In addition to employing a babysitter, the support of the partner is crucial in raising a child. Change begins from a single person, from within the household. Tasks must be gradually shared among parents, while making the other partner realise the challenges as well as joy in bringing up a child.
Change comes gradually. Hopefully a day will come when no father will wait for the mother to come and wash the child’s bum. What do you think?
Image credits: Trilok/Getty Images Signature via Canva Pro
Women's Web is an open platform that publishes a diversity of views. Individual posts do not necessarily represent the platform's views and opinions at all times. If you have a complementary or differing point of view, sign up and start sharing your views too!
Charitha is a storyteller from Madikeri, Karnataka. For more stories, follow https//www.instagram.com/charithamadikeri read more...
Women's Web is an open platform that publishes a diversity of views, individual posts do not necessarily represent the platform's views and opinions at all times.
Stay updated with our Weekly Newsletter or Daily Summary - or both!

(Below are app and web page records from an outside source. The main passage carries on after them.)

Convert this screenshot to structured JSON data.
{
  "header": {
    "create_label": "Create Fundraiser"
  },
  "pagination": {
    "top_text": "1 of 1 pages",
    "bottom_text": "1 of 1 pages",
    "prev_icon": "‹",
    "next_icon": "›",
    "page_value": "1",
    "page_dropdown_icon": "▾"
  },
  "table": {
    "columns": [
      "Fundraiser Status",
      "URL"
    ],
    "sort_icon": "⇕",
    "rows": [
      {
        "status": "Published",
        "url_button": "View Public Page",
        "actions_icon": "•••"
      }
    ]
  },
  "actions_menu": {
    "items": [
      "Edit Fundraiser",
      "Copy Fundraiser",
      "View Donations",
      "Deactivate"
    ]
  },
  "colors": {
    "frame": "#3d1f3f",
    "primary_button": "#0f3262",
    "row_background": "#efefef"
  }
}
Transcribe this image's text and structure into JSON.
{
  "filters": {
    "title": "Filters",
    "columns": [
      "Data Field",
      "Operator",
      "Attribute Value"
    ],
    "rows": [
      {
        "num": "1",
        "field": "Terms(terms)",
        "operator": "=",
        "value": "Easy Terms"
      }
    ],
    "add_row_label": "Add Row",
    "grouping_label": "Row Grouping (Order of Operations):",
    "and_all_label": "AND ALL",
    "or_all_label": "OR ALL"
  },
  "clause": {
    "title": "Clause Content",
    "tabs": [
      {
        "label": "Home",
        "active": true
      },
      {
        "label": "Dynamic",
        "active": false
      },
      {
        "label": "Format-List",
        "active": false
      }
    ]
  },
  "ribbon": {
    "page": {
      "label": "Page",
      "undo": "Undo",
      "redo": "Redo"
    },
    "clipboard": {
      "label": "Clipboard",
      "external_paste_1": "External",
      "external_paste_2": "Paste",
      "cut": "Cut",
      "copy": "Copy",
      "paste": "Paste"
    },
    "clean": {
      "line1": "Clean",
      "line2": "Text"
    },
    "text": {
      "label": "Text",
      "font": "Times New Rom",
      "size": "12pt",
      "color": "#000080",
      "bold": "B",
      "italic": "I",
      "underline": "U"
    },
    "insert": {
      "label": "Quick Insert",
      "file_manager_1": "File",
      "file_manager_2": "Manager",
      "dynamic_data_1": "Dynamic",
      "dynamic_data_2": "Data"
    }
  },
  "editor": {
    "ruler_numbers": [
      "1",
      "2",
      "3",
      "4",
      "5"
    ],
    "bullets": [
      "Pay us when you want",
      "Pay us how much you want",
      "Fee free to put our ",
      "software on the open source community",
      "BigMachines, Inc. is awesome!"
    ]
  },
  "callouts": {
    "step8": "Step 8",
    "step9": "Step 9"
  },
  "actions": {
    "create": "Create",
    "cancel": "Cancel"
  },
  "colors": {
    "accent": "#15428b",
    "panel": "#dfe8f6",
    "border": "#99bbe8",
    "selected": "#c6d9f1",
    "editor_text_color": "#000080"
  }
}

Some time ago, Imtiaz Ali and Hansal Mehta respectively spoke of biopics of Madhubala and Meena Kumari. But do these biopics do justice to these women?
I recently came across a Reddit thread that discussed the fact that filmmaker Imtiaz Ali had announced making a biopic of Madhubala, and I wanted to explore this a little.
Of late, biopics based on the lives of beautiful but fatefully tragic women such as Lady Diana and Marilyn Monroe have created waves. Closer at home, we hear about the possibilities of biopics being made on the lives of Meena Kumari and Madhubala as well. These were hugely famous, stunningly beautiful women who were the heartthrobs of millions; who died tragically young.
I am glad that the Orange Flower Awards seek self-nomination. High achieving women often suffer from self-doubt, and this is a good way to remind us that we are good enough.
A few days ago, I saw an Instagram post announcing the Orange Flower Awards which recognise the power of women’s voices. I read about it with curiosity, but didn’t give it a second thought.
I received an e mail from Women’s Web seeking self-nominations for the Orange Flower Awards, and I ignored it. Yes, I write occasionally, but I didn’t think my work was good enough for me to nominate myself in any of the categories.
A past winner especially tagged me and asked me to look at nominating myself, and I told her that I was not ready yet. “That is up to you”, she said, “but I think you should nominate yourself.”
Please enter your email address